◆ Aim of the task: Return each line in the records below that includes "Mirror".

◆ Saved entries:
+++++

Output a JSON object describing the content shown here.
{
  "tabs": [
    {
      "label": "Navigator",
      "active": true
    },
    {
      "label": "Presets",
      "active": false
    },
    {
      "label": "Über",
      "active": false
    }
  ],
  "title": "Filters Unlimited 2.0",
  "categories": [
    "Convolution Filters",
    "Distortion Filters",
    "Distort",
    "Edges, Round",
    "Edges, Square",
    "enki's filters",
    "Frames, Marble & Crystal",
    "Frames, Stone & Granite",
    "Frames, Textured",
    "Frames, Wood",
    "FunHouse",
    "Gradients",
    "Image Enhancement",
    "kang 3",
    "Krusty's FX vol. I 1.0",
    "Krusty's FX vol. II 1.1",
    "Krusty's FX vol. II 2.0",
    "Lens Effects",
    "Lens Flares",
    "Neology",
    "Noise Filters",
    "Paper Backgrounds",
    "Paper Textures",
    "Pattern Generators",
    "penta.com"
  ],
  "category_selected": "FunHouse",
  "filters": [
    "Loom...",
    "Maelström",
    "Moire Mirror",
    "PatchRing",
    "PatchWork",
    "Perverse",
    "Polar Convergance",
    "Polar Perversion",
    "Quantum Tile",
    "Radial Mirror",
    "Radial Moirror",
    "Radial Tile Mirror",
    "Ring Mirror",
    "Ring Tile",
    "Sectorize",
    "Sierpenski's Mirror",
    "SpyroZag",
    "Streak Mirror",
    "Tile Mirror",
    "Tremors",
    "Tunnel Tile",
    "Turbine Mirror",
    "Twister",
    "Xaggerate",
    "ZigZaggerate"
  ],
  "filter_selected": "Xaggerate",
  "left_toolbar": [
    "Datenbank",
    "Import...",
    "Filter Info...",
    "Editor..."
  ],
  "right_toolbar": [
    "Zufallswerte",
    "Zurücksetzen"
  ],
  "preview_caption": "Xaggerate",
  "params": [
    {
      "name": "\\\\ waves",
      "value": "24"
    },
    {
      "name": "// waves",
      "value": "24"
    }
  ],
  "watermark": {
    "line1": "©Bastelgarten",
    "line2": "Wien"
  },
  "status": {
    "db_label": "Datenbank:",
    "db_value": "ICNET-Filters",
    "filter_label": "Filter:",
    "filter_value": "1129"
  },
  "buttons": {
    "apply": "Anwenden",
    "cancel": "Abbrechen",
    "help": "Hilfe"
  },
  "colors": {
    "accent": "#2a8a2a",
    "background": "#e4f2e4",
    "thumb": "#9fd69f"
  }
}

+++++

◆ Response to the task:
    "Moire Mirror",
    "Radial Mirror",
    "Radial Tile Mirror",
    "Ring Mirror",
    "Sierpenski's Mirror",
    "Streak Mirror",
    "Tile Mirror",
    "Turbine Mirror",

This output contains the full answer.